City leaders unveiled the proposal, known as the 2040 Comprehensive Plan, at the end of October. It sets a big-picture vision for the future of development in Charlotte, from affordable housing to transportation access.
A separate policy would translate the goals in the Comprehensive Plan into regulations.
To increase the supply of affordable housing, the 2040 plan proposes allowing duplexes and triplexes in areas where single-family housing is allowed. And city leaders say it will correct a long history of zoning policy being used to perpetuate segregation.
But on Monday night, amid increasing pushback from some community members, a majority of City Council members voiced concerns about the plan and pushed to delay their vote that is scheduled for late April.
“There is only one point forward at this point: pump the brakes as hard as you can,” council member Tariq Bokhari, a Republican, said in the meeting.
In an interview Tuesday, Bokhari said additional density is needed to accommodate Charlotte’s growth. But he said he opposes the broad-based approach taken in the plan to allow greater density on every single-family lot in Charlotte.
“It’s the death of our city by 1,000 paper cuts,” he said.
Around 60% of Charlotte’s land area is zoned for single-family development, city data has shown.
But for years, Black residents were barred from buying homes in many areas due to race-based deed restrictions and other discriminatory policies. That kept them locked out of single-family areas.
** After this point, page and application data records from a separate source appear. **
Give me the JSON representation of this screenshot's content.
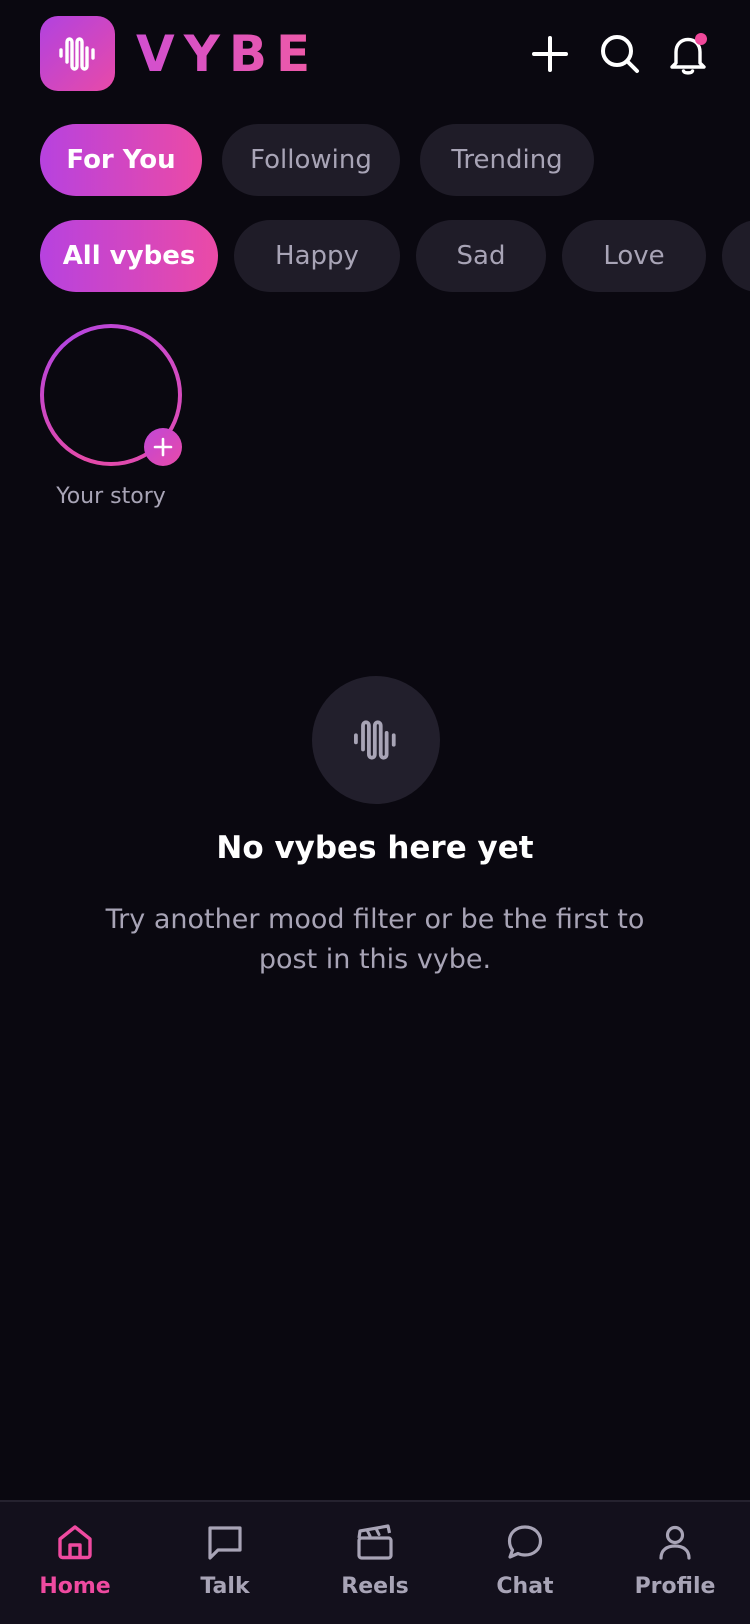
{
  "app": {
    "name": "VYBE"
  },
  "colors": {
    "accent_start": "#b742df",
    "accent_end": "#eb4aa6",
    "background": "#0a0810",
    "chip_bg": "#1f1c28",
    "muted_text": "#a8a4b6",
    "notification_dot": "#f0489a"
  },
  "header": {
    "logo_icon": "waveform-icon",
    "actions": [
      {
        "icon": "plus-icon"
      },
      {
        "icon": "search-icon"
      },
      {
        "icon": "bell-icon",
        "has_notification": true
      }
    ]
  },
  "feed_tabs": [
    {
      "label": "For You",
      "active": true
    },
    {
      "label": "Following",
      "active": false
    },
    {
      "label": "Trending",
      "active": false
    }
  ],
  "mood_filters": [
    {
      "label": "All vybes",
      "active": true
    },
    {
      "label": "Happy",
      "active": false
    },
    {
      "label": "Sad",
      "active": false
    },
    {
      "label": "Love",
      "active": false
    },
    {
      "label": "",
      "active": false
    }
  ],
  "story": {
    "label": "Your story",
    "add_icon": "plus-icon"
  },
  "empty_state": {
    "icon": "waveform-icon",
    "title": "No vybes here yet",
    "subtitle": "Try another mood filter or be the first to post in this vybe."
  },
  "bottom_nav": [
    {
      "label": "Home",
      "icon": "home-icon",
      "active": true
    },
    {
      "label": "Talk",
      "icon": "message-square-icon",
      "active": false
    },
    {
      "label": "Reels",
      "icon": "clapperboard-icon",
      "active": false
    },
    {
      "label": "Chat",
      "icon": "chat-bubble-icon",
      "active": false
    },
    {
      "label": "Profile",
      "icon": "user-icon",
      "active": false
    }
  ]
}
Democratic council member Braxton Winston alluded to that history in a tweet Tuesday. “Single family zoning is a tool of segregation,” he tweeted. “If you are fighting to maintain single family zoning you are advocating for segregation. Stop being racist, Charlotte.”
In an interview, Winston said council members who are advocating for maintaining single-family zoning are blowing a racial dog whistle.
“It’s disheartening that my colleagues are (succumbing) to the political pressure of the real estate community and very organized voices, who are resistant to change and who have benefited from the inequitable Charlotte that is perpetuated right now,” Winston said.
But at the Monday meeting, Republican council member Ed Driggs said people who live in single-family housing and appreciate the lifestyle it brings ought to have their concerns heard. He called the single-family neighborhood an “American tradition.”
While city staff has held community engagement sessions, several council members said they are concerned that their constituents do not feel like their feedback is being listened to. Because of COVID-19, the city has held mostly virtual events.
Larken Egleston, a Democrat, said in the meeting that there’s “very little chance” he will feel ready to approve the plan by April. “Both sides (developers and residents) are painting a similar picture of, ‘yes we’ve been at the table but we’re not sure we’ve been heard,’ ” he said.
The opposition from the council is significant for an effort that has been years in the making.
Charlotte has not had a comprehensive plan since 1975, according to the city, despite being one of the fastest-growing cities in the country.
“We have heard that the staff has spent over three years working on something that the council has not reached a consensus on,” said Charlotte Mayor Vi Lyles.
The potential delays come amid a state law that requires local governments to have an up-to-date comprehensive plan by July 1, 2022.
A public hearing is scheduled for the 2040 plan on March 22, said Taiwo Jaiyeoba, assistant city manager and planning director. After that, Jaiyeoba said the city staff will share how they are responding to those comments.